The sun is moving into the hyperactive phase of its roughly 11-year cycle when sunspots, solar flares and all other sorts of tumultuous heliocentric happenings become more common. Case in point: A vortex of fire as tall as 10 Earths stacked on top of each other could be seen doing a quick dance on the sun's surface late Tuesday.
NASA's Solar Dynamics Observatory caught an eruption from the sun that swirled like a tornado as it produced a bright coronal mass ejection, or CME. Astronomer Tony Phillips clipped the below footage for Spaceweather.com.
CMEs are blasts of charged plasma that often accompany solar flares. When they're directed at Earth, they can produce bright auroras when they collide with our magnetosphere. This particular CME that started with the rare solar twister was not directed at Earth.

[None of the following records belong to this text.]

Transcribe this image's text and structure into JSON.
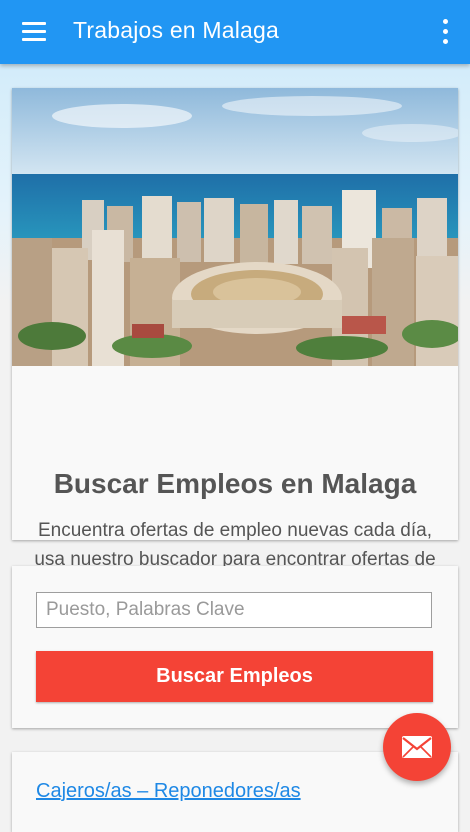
{
  "app": {
    "title": "Trabajos en Malaga",
    "accent": "#2196f3",
    "action": "#f44336"
  },
  "appbar": {
    "menu_icon": "hamburger-menu-icon",
    "more_icon": "more-vert-icon"
  },
  "hero": {
    "image": "malaga-city-bullring-photo",
    "title": "Buscar Empleos en Malaga",
    "description": "Encuentra ofertas de empleo nuevas cada día, usa nuestro buscador para encontrar ofertas de trabajo locales."
  },
  "search": {
    "placeholder": "Puesto, Palabras Clave",
    "value": "",
    "button_label": "Buscar Empleos"
  },
  "jobs": {
    "items": [
      "Cajeros/as – Reponedores/as"
    ]
  },
  "fab": {
    "icon": "mail-icon"
  }
}
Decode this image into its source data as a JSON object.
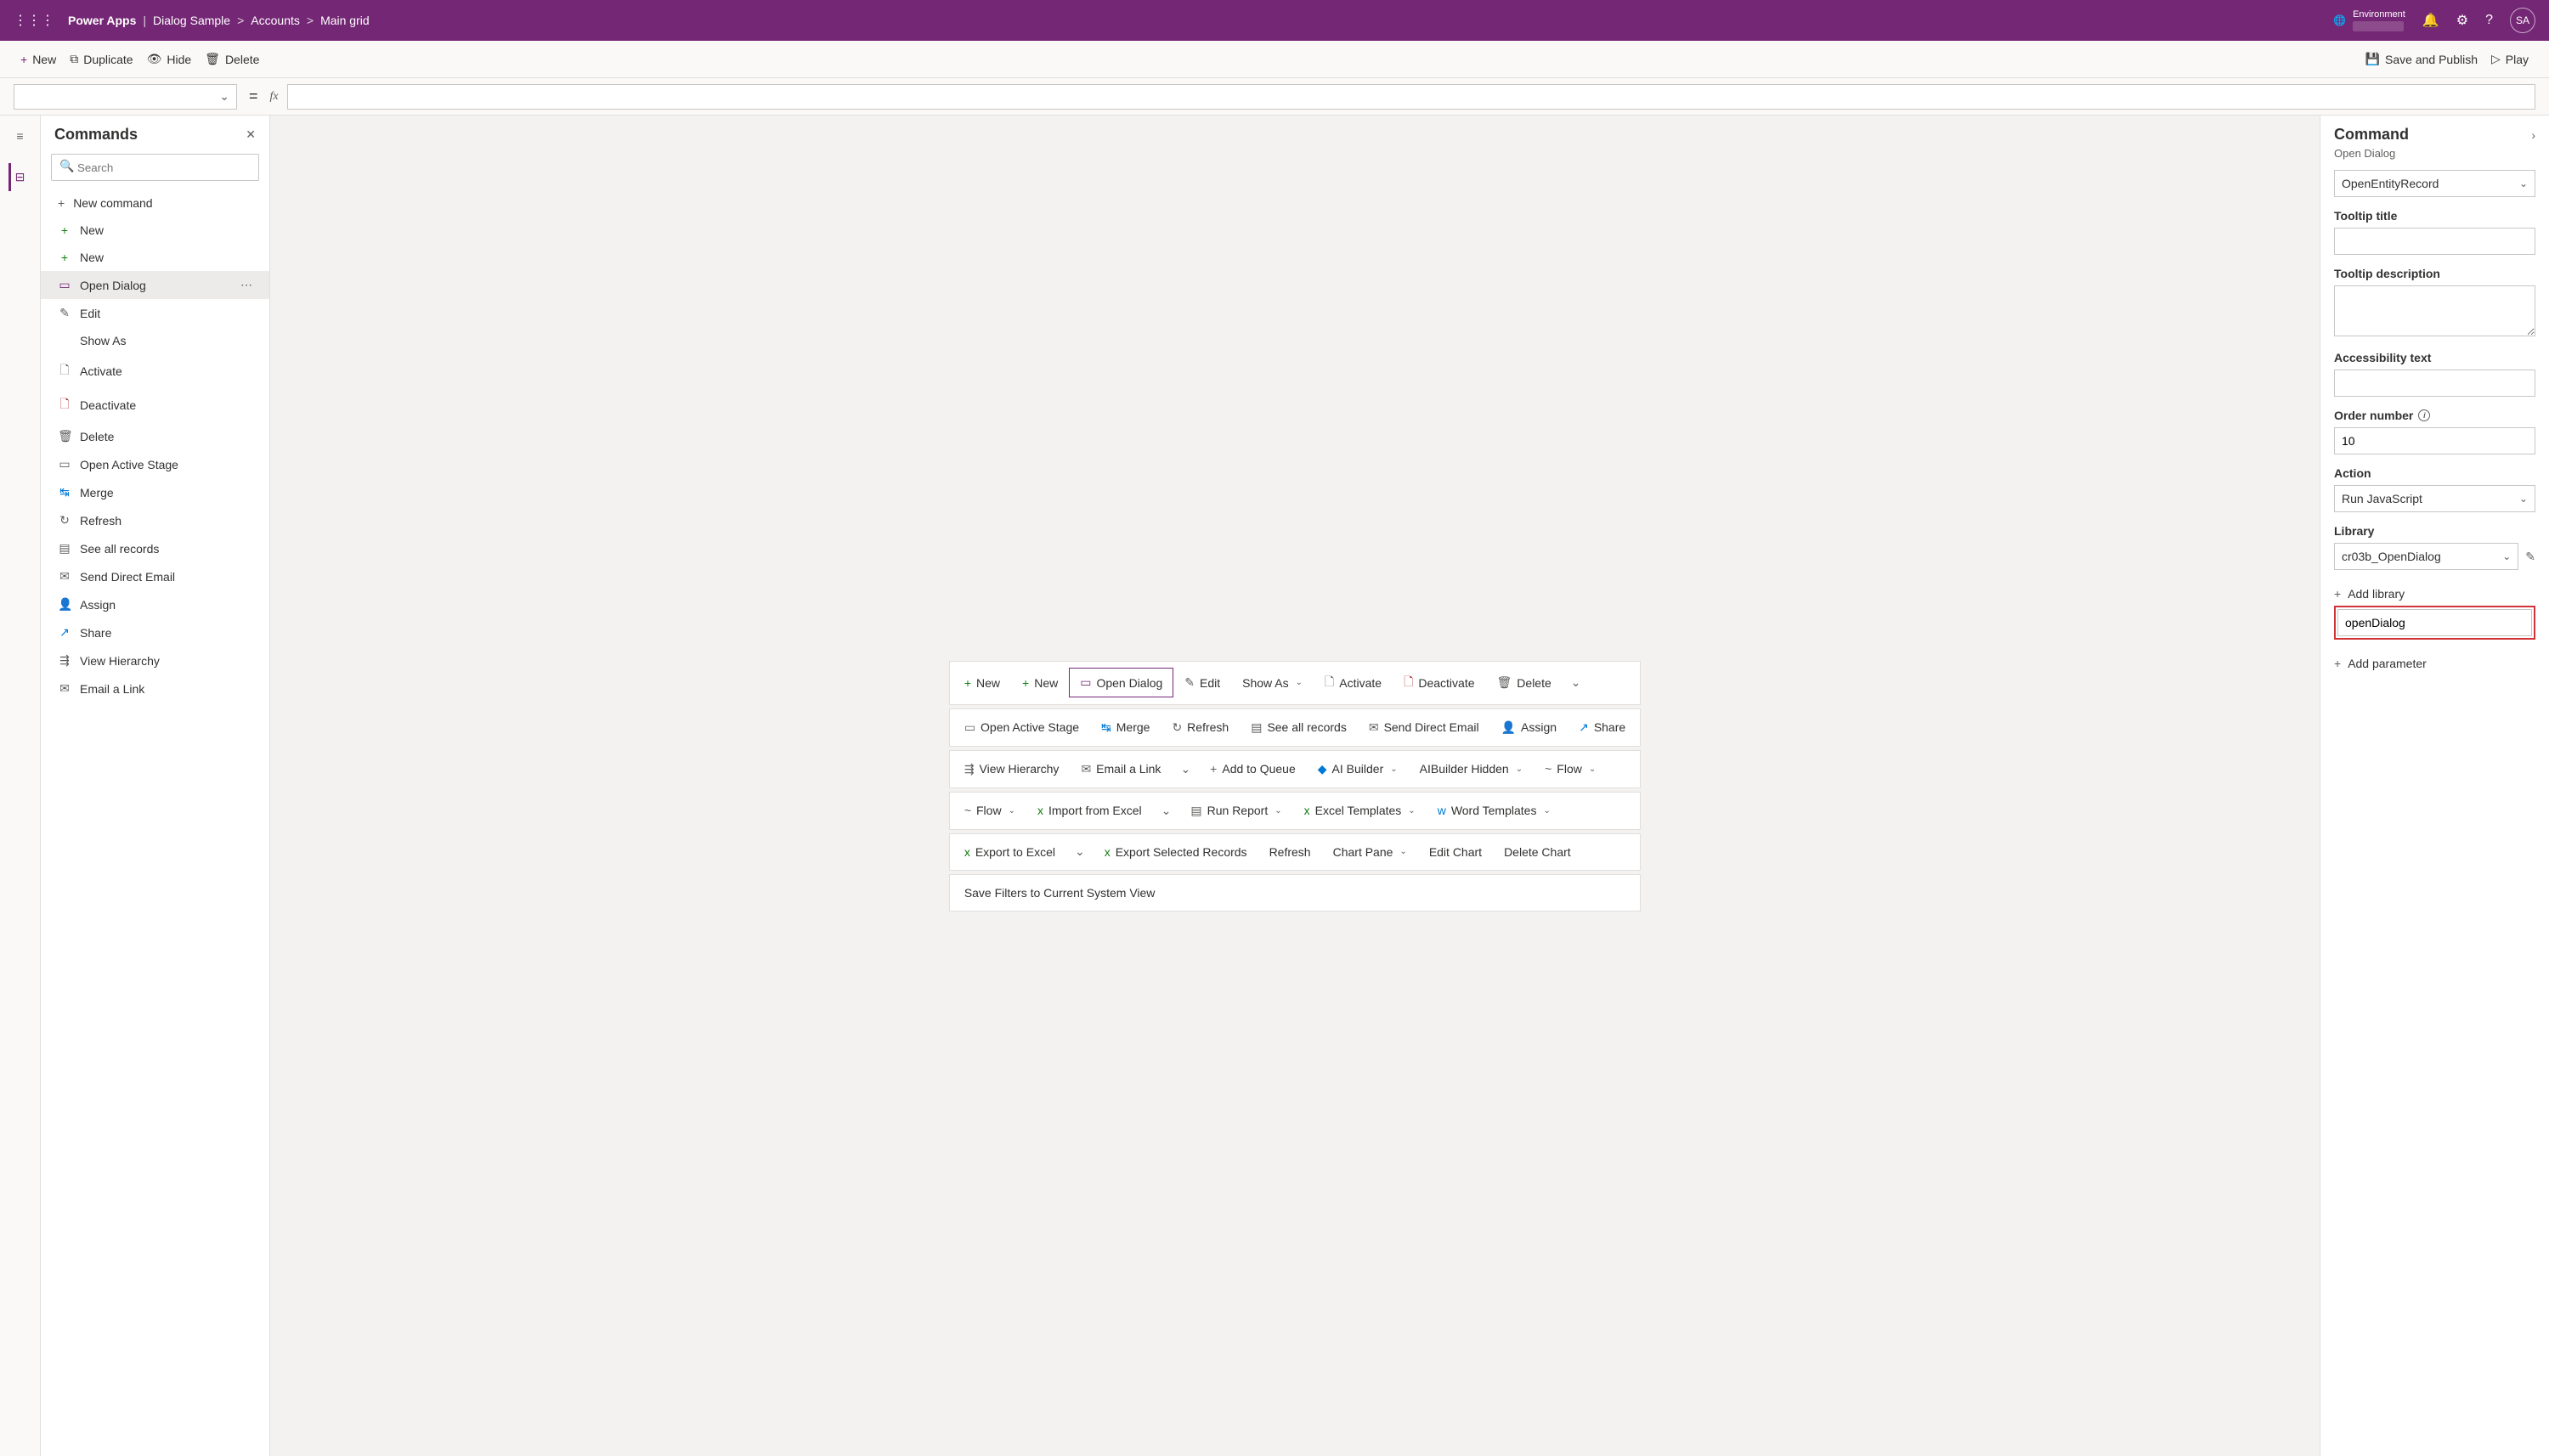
{
  "topbar": {
    "app": "Power Apps",
    "crumbs": [
      "Dialog Sample",
      "Accounts",
      "Main grid"
    ],
    "env_label": "Environment",
    "avatar_initials": "SA"
  },
  "toolbar": {
    "new": "New",
    "duplicate": "Duplicate",
    "hide": "Hide",
    "delete": "Delete",
    "save": "Save and Publish",
    "play": "Play"
  },
  "formula": {
    "fx": "fx"
  },
  "leftPanel": {
    "title": "Commands",
    "search_ph": "Search",
    "new_cmd": "New command",
    "items": [
      {
        "ic": "+",
        "cls": "green",
        "label": "New"
      },
      {
        "ic": "+",
        "cls": "green",
        "label": "New"
      },
      {
        "ic": "▭",
        "cls": "purple",
        "label": "Open Dialog",
        "selected": true
      },
      {
        "ic": "✎",
        "cls": "gray",
        "label": "Edit"
      },
      {
        "ic": "",
        "cls": "",
        "label": "Show As"
      },
      {
        "ic": "🗋",
        "cls": "gray",
        "label": "Activate"
      },
      {
        "ic": "🗋",
        "cls": "red",
        "label": "Deactivate"
      },
      {
        "ic": "🗑",
        "cls": "gray",
        "label": "Delete"
      },
      {
        "ic": "▭",
        "cls": "gray",
        "label": "Open Active Stage"
      },
      {
        "ic": "↹",
        "cls": "blue",
        "label": "Merge"
      },
      {
        "ic": "↻",
        "cls": "gray",
        "label": "Refresh"
      },
      {
        "ic": "▤",
        "cls": "gray",
        "label": "See all records"
      },
      {
        "ic": "✉",
        "cls": "gray",
        "label": "Send Direct Email"
      },
      {
        "ic": "👤",
        "cls": "gray",
        "label": "Assign"
      },
      {
        "ic": "↗",
        "cls": "blue",
        "label": "Share"
      },
      {
        "ic": "⇶",
        "cls": "gray",
        "label": "View Hierarchy"
      },
      {
        "ic": "✉",
        "cls": "gray",
        "label": "Email a Link"
      }
    ]
  },
  "canvas": {
    "rows": [
      [
        {
          "ic": "+",
          "cls": "green",
          "label": "New"
        },
        {
          "ic": "+",
          "cls": "green",
          "label": "New"
        },
        {
          "ic": "▭",
          "cls": "purple",
          "label": "Open Dialog",
          "selected": true
        },
        {
          "ic": "✎",
          "cls": "gray",
          "label": "Edit"
        },
        {
          "label": "Show As",
          "chev": true
        },
        {
          "ic": "🗋",
          "cls": "gray",
          "label": "Activate"
        },
        {
          "ic": "🗋",
          "cls": "red",
          "label": "Deactivate"
        },
        {
          "ic": "🗑",
          "cls": "gray",
          "label": "Delete"
        },
        {
          "overflow": true
        }
      ],
      [
        {
          "ic": "▭",
          "cls": "gray",
          "label": "Open Active Stage"
        },
        {
          "ic": "↹",
          "cls": "blue",
          "label": "Merge"
        },
        {
          "ic": "↻",
          "cls": "gray",
          "label": "Refresh"
        },
        {
          "ic": "▤",
          "cls": "gray",
          "label": "See all records"
        },
        {
          "ic": "✉",
          "cls": "gray",
          "label": "Send Direct Email"
        },
        {
          "ic": "👤",
          "cls": "gray",
          "label": "Assign"
        },
        {
          "ic": "↗",
          "cls": "blue",
          "label": "Share"
        }
      ],
      [
        {
          "ic": "⇶",
          "cls": "gray",
          "label": "View Hierarchy"
        },
        {
          "ic": "✉",
          "cls": "gray",
          "label": "Email a Link"
        },
        {
          "overflow": true
        },
        {
          "ic": "+",
          "cls": "gray",
          "label": "Add to Queue"
        },
        {
          "ic": "◆",
          "cls": "blue",
          "label": "AI Builder",
          "chev": true
        },
        {
          "label": "AIBuilder Hidden",
          "chev": true
        },
        {
          "ic": "~",
          "cls": "gray",
          "label": "Flow",
          "chev": true
        }
      ],
      [
        {
          "ic": "~",
          "cls": "gray",
          "label": "Flow",
          "chev": true
        },
        {
          "ic": "x",
          "cls": "green",
          "label": "Import from Excel"
        },
        {
          "overflow": true
        },
        {
          "ic": "▤",
          "cls": "gray",
          "label": "Run Report",
          "chev": true
        },
        {
          "ic": "x",
          "cls": "green",
          "label": "Excel Templates",
          "chev": true
        },
        {
          "ic": "w",
          "cls": "blue",
          "label": "Word Templates",
          "chev": true
        }
      ],
      [
        {
          "ic": "x",
          "cls": "green",
          "label": "Export to Excel"
        },
        {
          "overflow": true
        },
        {
          "ic": "x",
          "cls": "green",
          "label": "Export Selected Records"
        },
        {
          "label": "Refresh"
        },
        {
          "label": "Chart Pane",
          "chev": true
        },
        {
          "label": "Edit Chart"
        },
        {
          "label": "Delete Chart"
        }
      ],
      [
        {
          "label": "Save Filters to Current System View"
        }
      ]
    ]
  },
  "rightPanel": {
    "title": "Command",
    "subtitle": "Open Dialog",
    "top_select": "OpenEntityRecord",
    "tooltip_title_lbl": "Tooltip title",
    "tooltip_title_val": "",
    "tooltip_desc_lbl": "Tooltip description",
    "tooltip_desc_val": "",
    "acc_text_lbl": "Accessibility text",
    "acc_text_val": "",
    "order_lbl": "Order number",
    "order_val": "10",
    "action_lbl": "Action",
    "action_val": "Run JavaScript",
    "library_lbl": "Library",
    "library_val": "cr03b_OpenDialog",
    "add_library": "Add library",
    "fn_val": "openDialog",
    "add_param": "Add parameter"
  }
}
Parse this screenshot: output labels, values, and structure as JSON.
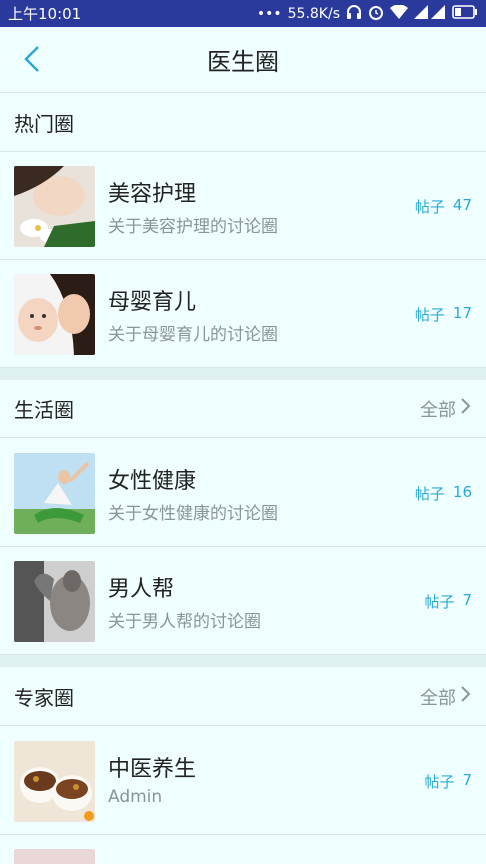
{
  "status": {
    "time": "上午10:01",
    "speed": "55.8K/s",
    "icons": [
      "ellipsis-icon",
      "headphones-icon",
      "alarm-icon",
      "wifi-icon",
      "signal-icon",
      "battery-icon"
    ]
  },
  "nav": {
    "title": "医生圈",
    "back_icon": "chevron-left-icon"
  },
  "hot": {
    "label": "热门圈",
    "items": [
      {
        "name": "美容护理",
        "desc": "关于美容护理的讨论圈",
        "count_label": "帖子",
        "count": "47",
        "image": "beauty-photo"
      },
      {
        "name": "母婴育儿",
        "desc": "关于母婴育儿的讨论圈",
        "count_label": "帖子",
        "count": "17",
        "image": "mother-baby-photo"
      }
    ]
  },
  "life": {
    "label": "生活圈",
    "more": "全部",
    "items": [
      {
        "name": "女性健康",
        "desc": "关于女性健康的讨论圈",
        "count_label": "帖子",
        "count": "16",
        "image": "yoga-photo"
      },
      {
        "name": "男人帮",
        "desc": "关于男人帮的讨论圈",
        "count_label": "帖子",
        "count": "7",
        "image": "muscle-man-photo"
      }
    ]
  },
  "expert": {
    "label": "专家圈",
    "more": "全部",
    "items": [
      {
        "name": "中医养生",
        "desc": "Admin",
        "count_label": "帖子",
        "count": "7",
        "image": "herbal-soup-photo"
      }
    ]
  },
  "colors": {
    "accent": "#2aa9d6",
    "statusbar": "#2a3a9c",
    "background": "#eefcfd"
  }
}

The sun's activity is forecast to increase in intensity over the next couple of years to a peak somewhere around 2024 or 2025. Recently our star let off itsin nearly five years, and currently the sunspots that produce numerous flares can actually be seen without a telescope.
Of course, you definitely don't want to try looking for sunspots with your naked eye.
Looking through the lens of a camera at the sun is just as dangerous, if not more so. If you want to try and get a glimpse of sunspots in real time, the safe way is to point your camera at the sun, but only look at the image via an electronic view screen, Phillips says.
Currently there are at least eight documented sunspots on the surface of the sun that have been throwing off lower-power flares pretty consistently during a relative lull in activity.
However, this can change at just about any moment. There's no major risk to our health from flares, but a strong solar storm could do damage to satellites and even electrical systems on the ground.